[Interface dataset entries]
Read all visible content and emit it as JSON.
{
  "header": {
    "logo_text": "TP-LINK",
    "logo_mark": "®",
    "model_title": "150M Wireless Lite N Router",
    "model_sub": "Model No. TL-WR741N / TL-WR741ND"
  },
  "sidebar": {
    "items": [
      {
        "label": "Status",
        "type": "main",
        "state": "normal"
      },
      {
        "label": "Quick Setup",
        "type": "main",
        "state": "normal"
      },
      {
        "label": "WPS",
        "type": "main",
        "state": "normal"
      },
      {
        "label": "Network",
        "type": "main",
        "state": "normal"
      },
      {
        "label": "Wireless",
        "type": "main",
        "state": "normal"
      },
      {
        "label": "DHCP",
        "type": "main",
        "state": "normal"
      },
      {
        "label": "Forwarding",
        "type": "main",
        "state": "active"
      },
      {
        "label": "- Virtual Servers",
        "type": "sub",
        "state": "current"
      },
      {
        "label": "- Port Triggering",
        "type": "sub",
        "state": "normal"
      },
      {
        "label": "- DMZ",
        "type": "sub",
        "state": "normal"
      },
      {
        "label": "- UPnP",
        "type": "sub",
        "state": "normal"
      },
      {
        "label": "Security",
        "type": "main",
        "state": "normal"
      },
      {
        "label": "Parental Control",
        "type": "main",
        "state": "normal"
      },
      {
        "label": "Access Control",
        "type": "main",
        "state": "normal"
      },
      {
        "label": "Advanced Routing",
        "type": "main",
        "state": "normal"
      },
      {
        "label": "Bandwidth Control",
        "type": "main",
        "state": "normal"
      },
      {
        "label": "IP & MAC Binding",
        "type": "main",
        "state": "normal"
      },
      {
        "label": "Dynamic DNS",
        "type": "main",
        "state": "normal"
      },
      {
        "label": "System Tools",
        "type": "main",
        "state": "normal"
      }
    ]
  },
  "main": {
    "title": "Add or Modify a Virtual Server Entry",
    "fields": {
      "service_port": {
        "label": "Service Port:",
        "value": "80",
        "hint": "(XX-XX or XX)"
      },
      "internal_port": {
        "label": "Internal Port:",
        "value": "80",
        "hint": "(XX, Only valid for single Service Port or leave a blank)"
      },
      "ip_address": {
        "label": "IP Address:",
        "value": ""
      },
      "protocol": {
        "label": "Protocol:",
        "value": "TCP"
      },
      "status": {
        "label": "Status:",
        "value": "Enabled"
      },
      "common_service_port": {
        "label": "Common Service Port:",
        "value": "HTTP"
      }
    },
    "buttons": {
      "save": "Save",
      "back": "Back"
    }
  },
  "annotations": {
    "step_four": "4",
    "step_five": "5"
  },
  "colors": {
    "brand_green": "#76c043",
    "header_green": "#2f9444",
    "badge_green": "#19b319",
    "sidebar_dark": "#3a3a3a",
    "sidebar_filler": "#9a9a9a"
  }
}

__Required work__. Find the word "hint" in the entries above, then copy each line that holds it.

__Task response__.
        "hint": "(XX-XX or XX)"
        "hint": "(XX, Only valid for single Service Port or leave a blank)"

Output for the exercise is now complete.